Record extracts
◆ ◆ ◆ ◆
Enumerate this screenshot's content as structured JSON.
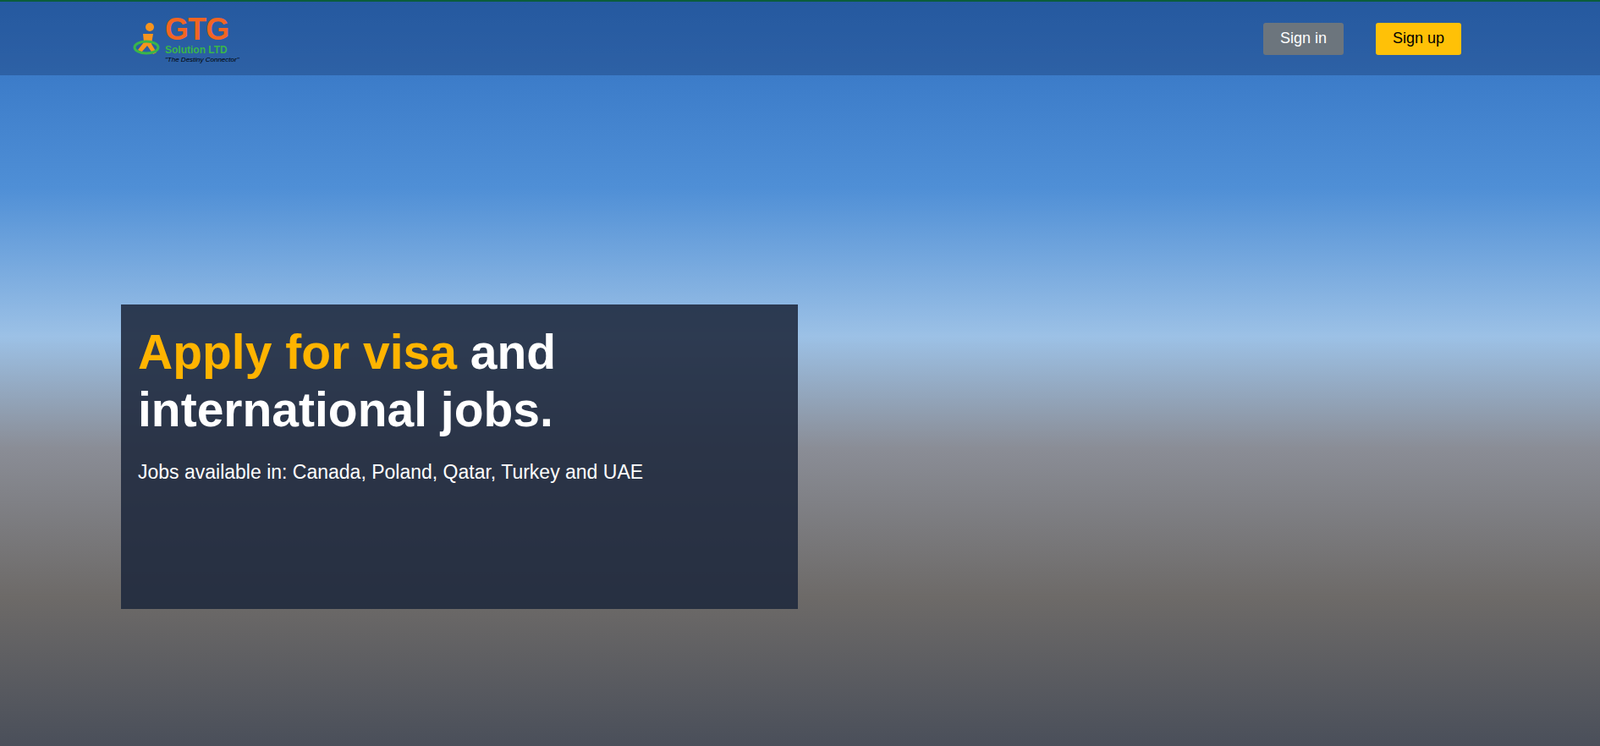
{
  "header": {
    "logo": {
      "name": "GTG",
      "subtitle": "Solution LTD",
      "tagline": "\"The Destiny Connector\""
    },
    "buttons": [
      {
        "label": "Sign in",
        "kind": "secondary"
      },
      {
        "label": "Sign up",
        "kind": "primary"
      }
    ]
  },
  "hero": {
    "heading_highlight": "Apply for visa",
    "heading_rest": "and international jobs.",
    "subtitle": "Jobs available in: Canada, Poland, Qatar, Turkey and UAE"
  }
}
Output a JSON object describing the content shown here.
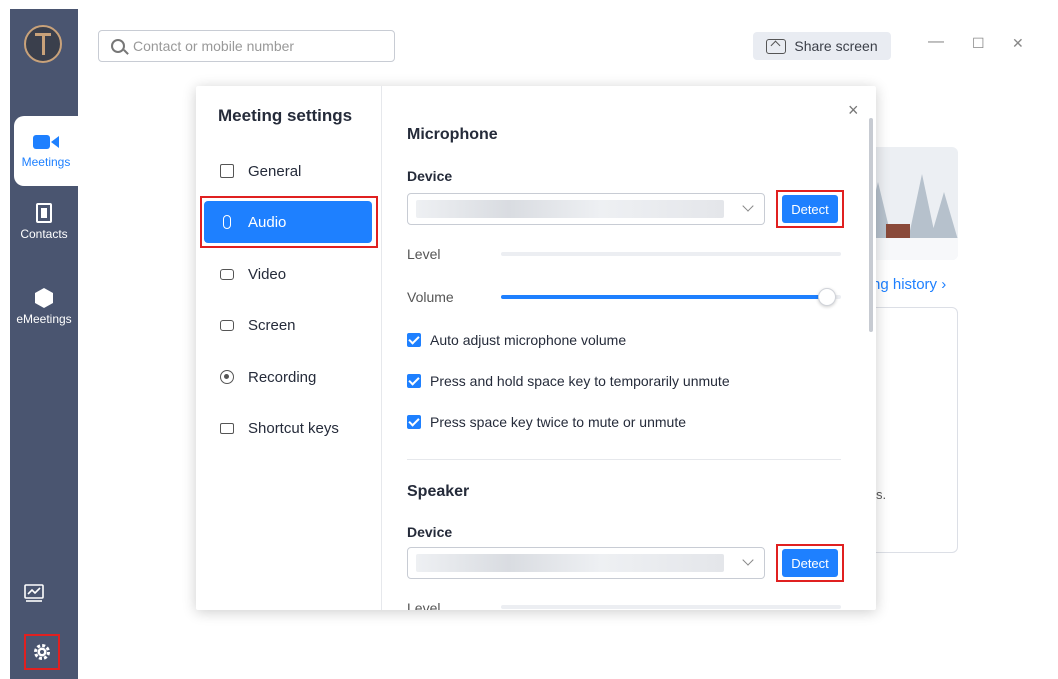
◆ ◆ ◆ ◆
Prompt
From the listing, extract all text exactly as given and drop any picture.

Result of the exercise
Enumerate this screenshot's content as structured JSON.
{
  "header": {
    "logo": {
      "name": "GTG",
      "subtitle": "Solution LTD",
      "tagline": "\"The Destiny Connector\""
    },
    "buttons": [
      {
        "label": "Sign in",
        "kind": "secondary"
      },
      {
        "label": "Sign up",
        "kind": "primary"
      }
    ]
  },
  "hero": {
    "heading_highlight": "Apply for visa",
    "heading_rest": "and international jobs.",
    "subtitle": "Jobs available in: Canada, Poland, Qatar, Turkey and UAE"
  }
}
Output a JSON object describing the content shown here.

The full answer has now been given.